• [Extracted data]
++++++++++

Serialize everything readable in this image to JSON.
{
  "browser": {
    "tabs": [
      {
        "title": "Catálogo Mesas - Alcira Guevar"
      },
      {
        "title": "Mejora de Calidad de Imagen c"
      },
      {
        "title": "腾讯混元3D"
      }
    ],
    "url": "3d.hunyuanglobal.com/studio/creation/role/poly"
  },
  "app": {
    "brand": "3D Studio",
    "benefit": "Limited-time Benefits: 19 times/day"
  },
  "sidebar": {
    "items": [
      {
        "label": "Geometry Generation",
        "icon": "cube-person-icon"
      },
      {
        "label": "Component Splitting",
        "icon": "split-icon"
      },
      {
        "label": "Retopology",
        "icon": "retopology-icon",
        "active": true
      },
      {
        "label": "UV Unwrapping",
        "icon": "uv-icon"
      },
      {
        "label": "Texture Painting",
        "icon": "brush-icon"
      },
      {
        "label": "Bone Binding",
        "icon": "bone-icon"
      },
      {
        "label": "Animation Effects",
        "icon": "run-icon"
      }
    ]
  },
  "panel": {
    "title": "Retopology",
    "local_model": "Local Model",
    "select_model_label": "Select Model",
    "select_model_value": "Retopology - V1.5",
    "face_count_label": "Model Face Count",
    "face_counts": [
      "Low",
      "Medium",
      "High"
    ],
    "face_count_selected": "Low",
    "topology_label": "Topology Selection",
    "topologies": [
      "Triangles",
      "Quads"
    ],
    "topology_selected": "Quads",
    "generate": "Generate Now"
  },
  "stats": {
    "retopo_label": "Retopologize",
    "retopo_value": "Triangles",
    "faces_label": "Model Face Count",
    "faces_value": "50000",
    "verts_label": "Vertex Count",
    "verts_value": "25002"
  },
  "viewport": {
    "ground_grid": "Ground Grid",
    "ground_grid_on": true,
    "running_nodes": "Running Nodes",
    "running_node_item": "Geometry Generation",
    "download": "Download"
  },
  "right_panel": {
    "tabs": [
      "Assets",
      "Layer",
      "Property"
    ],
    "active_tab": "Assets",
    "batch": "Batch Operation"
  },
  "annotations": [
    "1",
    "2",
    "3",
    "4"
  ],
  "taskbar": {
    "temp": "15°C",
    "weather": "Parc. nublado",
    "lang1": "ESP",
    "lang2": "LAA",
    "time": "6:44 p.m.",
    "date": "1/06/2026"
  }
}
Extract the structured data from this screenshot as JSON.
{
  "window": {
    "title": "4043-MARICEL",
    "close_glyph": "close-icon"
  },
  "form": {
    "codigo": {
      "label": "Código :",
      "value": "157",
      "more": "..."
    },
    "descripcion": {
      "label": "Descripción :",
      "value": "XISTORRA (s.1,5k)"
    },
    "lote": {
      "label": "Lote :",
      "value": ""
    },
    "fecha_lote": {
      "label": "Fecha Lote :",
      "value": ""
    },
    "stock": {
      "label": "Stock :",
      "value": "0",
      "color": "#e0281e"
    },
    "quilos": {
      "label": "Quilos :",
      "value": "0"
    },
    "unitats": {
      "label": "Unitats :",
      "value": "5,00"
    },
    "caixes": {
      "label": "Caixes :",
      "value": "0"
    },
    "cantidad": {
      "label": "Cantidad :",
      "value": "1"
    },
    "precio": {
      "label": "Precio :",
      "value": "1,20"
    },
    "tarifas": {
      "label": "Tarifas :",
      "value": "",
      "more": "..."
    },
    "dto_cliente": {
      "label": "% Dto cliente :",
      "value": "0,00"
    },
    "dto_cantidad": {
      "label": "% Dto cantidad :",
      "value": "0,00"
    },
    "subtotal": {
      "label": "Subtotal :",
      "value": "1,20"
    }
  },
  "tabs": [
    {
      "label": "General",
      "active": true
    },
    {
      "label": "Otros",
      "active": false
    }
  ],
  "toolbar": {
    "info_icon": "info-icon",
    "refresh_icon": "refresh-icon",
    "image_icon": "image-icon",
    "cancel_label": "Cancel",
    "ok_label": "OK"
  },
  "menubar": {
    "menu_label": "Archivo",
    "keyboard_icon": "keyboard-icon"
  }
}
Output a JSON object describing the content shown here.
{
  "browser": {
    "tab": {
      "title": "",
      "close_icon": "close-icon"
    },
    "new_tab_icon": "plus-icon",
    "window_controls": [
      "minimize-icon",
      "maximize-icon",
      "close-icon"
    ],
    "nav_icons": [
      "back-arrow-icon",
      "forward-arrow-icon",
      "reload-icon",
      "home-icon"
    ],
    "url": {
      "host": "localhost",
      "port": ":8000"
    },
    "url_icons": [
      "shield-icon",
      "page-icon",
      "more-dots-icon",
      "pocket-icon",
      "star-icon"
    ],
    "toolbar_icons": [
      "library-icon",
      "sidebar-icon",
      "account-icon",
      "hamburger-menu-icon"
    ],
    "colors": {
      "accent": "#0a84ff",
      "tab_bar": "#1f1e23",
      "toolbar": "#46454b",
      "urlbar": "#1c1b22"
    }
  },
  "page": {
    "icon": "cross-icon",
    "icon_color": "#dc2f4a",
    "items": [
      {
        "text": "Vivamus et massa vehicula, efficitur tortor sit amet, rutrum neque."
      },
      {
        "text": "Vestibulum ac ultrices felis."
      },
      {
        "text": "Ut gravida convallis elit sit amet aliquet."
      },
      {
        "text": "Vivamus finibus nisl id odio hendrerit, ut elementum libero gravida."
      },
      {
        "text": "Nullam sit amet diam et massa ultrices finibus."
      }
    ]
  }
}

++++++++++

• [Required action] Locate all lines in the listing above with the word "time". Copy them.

• [Your response]
    "benefit": "Limited-time Benefits: 19 times/day"
    "time": "6:44 p.m.",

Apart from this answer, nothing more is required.